--- WHAT YOU WILL DO ---
Pull out every line below holding the word "dirty".
-------- INFORMATION GIVEN
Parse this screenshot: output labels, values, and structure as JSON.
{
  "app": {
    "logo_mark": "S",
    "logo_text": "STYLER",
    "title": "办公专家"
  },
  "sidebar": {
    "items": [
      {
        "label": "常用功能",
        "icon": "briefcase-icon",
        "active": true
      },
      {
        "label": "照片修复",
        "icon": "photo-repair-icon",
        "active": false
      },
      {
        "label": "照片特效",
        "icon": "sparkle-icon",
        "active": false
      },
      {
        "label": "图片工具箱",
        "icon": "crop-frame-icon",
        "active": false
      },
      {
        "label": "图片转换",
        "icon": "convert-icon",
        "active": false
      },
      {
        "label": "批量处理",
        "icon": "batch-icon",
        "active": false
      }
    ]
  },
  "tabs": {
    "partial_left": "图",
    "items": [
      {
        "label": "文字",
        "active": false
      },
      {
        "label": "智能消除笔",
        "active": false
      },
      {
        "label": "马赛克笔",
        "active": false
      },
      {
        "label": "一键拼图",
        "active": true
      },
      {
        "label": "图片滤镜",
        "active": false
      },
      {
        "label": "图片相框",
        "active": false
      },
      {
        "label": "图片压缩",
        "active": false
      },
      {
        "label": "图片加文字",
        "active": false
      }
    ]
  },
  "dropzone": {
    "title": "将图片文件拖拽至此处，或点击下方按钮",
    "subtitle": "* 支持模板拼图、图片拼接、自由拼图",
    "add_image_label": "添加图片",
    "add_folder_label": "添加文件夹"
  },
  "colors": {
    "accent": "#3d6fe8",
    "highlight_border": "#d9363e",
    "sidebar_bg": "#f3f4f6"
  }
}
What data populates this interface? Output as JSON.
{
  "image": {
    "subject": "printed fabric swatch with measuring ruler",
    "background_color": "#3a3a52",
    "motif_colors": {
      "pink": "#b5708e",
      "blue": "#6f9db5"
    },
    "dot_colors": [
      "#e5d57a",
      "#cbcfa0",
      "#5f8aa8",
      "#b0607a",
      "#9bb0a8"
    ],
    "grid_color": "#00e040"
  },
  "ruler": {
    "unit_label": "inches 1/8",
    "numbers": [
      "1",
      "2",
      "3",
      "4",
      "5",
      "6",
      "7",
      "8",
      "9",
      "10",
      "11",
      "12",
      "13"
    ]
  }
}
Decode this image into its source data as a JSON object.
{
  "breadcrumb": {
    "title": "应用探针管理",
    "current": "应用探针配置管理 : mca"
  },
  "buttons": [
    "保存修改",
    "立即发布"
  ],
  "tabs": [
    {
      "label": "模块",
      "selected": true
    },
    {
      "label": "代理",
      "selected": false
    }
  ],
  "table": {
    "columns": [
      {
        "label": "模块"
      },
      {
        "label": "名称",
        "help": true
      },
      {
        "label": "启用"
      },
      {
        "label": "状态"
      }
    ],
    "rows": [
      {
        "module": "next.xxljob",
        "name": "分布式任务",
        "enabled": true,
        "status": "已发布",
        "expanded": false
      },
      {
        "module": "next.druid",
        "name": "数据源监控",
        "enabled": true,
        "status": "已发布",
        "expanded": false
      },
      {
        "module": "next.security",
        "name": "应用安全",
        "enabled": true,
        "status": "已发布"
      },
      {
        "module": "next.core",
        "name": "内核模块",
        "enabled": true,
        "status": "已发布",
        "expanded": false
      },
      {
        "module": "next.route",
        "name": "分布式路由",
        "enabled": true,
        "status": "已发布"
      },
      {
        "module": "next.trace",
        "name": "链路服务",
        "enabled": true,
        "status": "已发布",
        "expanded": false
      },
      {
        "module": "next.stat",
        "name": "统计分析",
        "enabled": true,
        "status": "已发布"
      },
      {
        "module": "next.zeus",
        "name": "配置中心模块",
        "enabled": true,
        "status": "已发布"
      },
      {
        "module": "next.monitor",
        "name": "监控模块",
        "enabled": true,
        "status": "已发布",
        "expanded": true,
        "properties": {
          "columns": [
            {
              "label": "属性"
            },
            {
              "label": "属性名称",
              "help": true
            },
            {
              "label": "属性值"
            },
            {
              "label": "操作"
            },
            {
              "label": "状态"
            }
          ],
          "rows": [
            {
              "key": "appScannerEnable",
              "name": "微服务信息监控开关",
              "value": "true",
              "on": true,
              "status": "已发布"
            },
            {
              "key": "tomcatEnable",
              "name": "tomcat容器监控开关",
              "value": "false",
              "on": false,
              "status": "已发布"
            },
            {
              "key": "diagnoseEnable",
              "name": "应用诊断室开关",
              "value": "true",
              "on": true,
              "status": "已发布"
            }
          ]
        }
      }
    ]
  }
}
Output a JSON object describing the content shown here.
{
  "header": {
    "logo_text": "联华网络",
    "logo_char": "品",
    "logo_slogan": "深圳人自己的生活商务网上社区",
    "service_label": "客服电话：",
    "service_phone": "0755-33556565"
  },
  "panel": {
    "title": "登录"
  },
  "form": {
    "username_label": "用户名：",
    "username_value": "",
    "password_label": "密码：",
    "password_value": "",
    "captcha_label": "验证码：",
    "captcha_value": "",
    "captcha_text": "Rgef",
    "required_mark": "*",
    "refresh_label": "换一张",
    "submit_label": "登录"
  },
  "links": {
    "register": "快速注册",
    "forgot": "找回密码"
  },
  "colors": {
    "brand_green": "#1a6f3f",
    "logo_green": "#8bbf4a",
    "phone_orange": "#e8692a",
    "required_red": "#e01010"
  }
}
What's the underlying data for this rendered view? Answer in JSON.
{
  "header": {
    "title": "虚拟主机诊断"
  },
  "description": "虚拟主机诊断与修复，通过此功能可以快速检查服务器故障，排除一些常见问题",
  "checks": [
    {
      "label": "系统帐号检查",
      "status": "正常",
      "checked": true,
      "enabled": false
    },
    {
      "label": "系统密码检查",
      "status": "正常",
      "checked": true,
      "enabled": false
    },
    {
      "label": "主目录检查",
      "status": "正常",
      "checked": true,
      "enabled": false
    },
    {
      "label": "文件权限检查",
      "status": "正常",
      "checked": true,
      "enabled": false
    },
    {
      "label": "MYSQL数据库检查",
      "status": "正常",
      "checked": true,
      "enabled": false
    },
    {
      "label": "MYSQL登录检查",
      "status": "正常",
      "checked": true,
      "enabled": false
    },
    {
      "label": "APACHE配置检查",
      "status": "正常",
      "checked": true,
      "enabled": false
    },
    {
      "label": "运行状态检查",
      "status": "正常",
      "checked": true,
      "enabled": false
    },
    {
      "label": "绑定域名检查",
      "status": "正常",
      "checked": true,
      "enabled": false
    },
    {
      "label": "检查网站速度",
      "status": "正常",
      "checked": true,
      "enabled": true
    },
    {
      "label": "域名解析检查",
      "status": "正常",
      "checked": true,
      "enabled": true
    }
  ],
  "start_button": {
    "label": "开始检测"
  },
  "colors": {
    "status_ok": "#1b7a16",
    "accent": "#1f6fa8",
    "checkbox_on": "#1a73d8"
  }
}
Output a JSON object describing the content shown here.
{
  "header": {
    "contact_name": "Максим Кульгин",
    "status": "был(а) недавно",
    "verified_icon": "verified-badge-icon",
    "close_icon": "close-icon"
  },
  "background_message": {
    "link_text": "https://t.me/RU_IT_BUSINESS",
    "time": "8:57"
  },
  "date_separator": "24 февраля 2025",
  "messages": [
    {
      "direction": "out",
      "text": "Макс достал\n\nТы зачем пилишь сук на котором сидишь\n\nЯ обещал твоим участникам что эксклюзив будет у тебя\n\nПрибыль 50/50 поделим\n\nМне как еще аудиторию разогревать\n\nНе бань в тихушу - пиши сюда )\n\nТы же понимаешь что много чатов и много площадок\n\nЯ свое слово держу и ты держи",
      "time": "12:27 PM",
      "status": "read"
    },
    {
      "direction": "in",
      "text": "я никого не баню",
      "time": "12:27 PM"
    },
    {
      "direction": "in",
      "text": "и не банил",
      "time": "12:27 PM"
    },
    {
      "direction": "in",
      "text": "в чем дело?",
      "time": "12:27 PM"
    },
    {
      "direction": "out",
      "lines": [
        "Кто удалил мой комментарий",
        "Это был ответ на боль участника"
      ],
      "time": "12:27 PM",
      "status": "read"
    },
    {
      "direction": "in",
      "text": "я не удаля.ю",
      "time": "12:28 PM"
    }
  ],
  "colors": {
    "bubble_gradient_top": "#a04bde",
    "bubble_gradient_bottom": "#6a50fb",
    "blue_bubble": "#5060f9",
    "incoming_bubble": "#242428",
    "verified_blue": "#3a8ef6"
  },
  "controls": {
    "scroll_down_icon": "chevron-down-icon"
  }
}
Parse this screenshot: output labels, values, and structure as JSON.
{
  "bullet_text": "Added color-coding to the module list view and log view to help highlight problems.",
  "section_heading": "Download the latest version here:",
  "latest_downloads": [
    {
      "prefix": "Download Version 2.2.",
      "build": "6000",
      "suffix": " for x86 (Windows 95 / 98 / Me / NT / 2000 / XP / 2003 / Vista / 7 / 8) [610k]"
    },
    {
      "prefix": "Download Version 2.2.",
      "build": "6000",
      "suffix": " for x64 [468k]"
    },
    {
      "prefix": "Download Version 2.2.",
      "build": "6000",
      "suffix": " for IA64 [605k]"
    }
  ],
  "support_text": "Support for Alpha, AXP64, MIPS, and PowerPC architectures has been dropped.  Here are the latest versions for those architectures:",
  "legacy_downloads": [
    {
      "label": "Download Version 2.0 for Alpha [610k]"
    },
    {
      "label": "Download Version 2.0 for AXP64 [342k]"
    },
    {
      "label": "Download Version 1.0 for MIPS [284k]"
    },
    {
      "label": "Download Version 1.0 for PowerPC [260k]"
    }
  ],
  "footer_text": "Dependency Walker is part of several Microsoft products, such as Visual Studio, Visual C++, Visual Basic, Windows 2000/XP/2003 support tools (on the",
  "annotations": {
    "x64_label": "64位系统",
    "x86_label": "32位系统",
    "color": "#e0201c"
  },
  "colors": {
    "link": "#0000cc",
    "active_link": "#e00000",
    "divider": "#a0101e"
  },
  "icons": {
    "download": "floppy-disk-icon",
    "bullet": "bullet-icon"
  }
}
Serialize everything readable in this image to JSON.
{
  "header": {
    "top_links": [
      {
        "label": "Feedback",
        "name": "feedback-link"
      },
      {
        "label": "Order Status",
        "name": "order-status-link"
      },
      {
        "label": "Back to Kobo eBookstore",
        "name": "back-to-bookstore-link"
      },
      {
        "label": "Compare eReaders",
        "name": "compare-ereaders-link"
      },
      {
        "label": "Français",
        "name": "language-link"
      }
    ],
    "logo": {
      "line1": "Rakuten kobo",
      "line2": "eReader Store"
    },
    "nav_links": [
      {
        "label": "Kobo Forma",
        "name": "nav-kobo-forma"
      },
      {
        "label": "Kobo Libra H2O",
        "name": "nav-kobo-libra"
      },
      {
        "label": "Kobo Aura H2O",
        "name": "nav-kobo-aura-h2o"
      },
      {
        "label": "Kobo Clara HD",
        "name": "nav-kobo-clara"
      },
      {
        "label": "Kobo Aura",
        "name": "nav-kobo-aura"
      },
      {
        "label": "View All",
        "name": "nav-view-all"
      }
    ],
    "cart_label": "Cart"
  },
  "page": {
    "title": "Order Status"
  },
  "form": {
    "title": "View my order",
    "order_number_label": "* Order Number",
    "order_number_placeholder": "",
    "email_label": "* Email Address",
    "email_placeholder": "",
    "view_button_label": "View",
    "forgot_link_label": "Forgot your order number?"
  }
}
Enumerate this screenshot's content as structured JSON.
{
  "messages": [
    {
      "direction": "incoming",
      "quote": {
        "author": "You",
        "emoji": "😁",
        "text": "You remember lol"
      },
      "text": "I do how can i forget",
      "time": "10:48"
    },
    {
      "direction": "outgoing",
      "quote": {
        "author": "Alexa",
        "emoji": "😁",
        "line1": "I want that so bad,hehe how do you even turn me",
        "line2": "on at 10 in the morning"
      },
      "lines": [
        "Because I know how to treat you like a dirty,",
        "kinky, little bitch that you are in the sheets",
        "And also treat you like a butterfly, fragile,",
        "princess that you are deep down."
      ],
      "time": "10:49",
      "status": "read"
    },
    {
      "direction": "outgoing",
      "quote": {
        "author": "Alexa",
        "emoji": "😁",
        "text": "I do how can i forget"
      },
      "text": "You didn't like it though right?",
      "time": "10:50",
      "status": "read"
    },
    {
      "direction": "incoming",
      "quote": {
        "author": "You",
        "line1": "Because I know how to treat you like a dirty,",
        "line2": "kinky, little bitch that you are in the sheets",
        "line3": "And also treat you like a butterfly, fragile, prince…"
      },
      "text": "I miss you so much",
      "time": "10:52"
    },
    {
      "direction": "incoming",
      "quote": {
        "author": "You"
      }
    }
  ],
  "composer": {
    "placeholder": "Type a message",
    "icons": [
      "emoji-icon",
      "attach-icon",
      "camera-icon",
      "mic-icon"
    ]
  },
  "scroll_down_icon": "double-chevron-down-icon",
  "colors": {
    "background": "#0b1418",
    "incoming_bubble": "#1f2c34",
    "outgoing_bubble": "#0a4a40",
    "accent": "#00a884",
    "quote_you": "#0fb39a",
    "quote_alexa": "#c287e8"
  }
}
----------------
--- EXERCISE ANSWER ---
        "Because I know how to treat you like a dirty,",
        "line1": "Because I know how to treat you like a dirty,",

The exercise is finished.